Life’s ‘wicked’ problems can seldom be solved from within the paradigm in which they exist. Approaching problems from the point of view of the customer provides a relevant and revealing way to step outside established paradigms and find fresh perspective. However, in the public sphere, policymakers are often distant from their customers – the citizens who use government services – a constraint which can be overcome by the application of Design Thinking principles.
Design Thinking is an approach to problem solving and innovation that is based on user empathy and evidence-based ideation, employs prototyping and solution iteration and encourages collaborative, multi-stakeholder engagement. The method was formalised by Rolf Arne Faste at Stanford University in the 1980s and became central to Silicon Valley’s product and software design labs while achieving widespread global adoption in the creative industries.
It is easy to think of design purely in aesthetic terms, but any human system has influenceable organising principles. Similarly, cynicism abounds over about the public service’s capacity for innovation and the notion that citizen needs, rather than compliance processes or political mandates, should shape service delivery. A growing global movement of human-centred policy design is building a compelling base of evidence that pushes against these preconceptions.
In Denmark, Design Thinking has been applied to a wide range of public settings, from rethinking waste management, to reducing tensions between inmates and guards in Danish prisons, to transforming services for mentally disabled adults. Christian Bason, the CEO of the Danish Design Centre and ex-director of MindLab, a cross-ministerial unit within the Danish government, has been a leading advocate of the approach. His book, Design for Policy, charts the emergence of collaborative design approaches in public policy. Bason has also cited the work of Geoff Mulgan, Mariana Mazzaucato and James Anderson as interesting examples of government innovation.
Elsewhere, the Australian Centre for Social Innovation used Design Thinking strategies to support destitute families with a decentralised peer-to-peer learning model that linked them to other families that had successfully overcome their own difficulties. In the United Kingdom, a dedicated unit called the Policy Lab works to bring people-centred design to policy-making by providing policy teams with support to design solutions around citizen needs.
In South Africa, design-led approaches are also gaining traction.

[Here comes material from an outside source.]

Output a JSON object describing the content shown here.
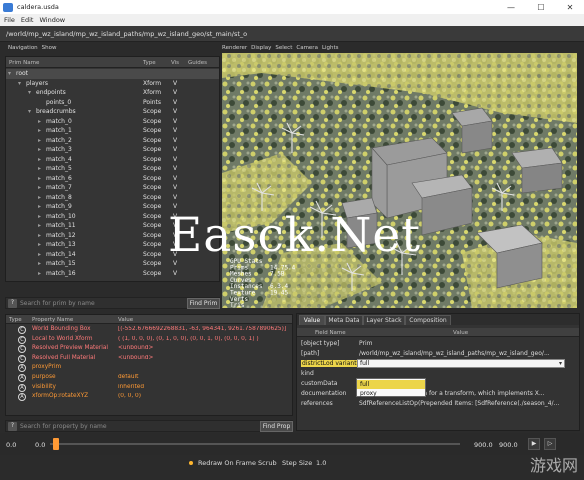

The Better Living Challenge in the Western Cape adopted a people-centred approach to improving the living conditions of low-income communities and the European Union is increasing state exposure to design techniques through the Capacity Building Programme for Employment Promotion (CBPEP). Letsema’s Customer Strategy practice has recently applied design-led methods to a variety of public policy challenges raging from township development and urban land reform to tourism grading and public-sector business model design.
Since empathy is at the core of Design Thinking, the framework lends itself well to social and developmental objectives. The toolkit has tremendous flexibility to accommodate different problem statements and adapt to varied settings. South Africa faces a number of complex development challenges that resist easy solutions. Whether in co-located teams or across highly dispersed multi-stakeholder programmes, in air-conditioned head offices or at ground level in communities, Design Thinking locates the capacity for change within ourselves and asks whether we have identified the problem correctly and whether the components of the solution actually meet the needs of the user.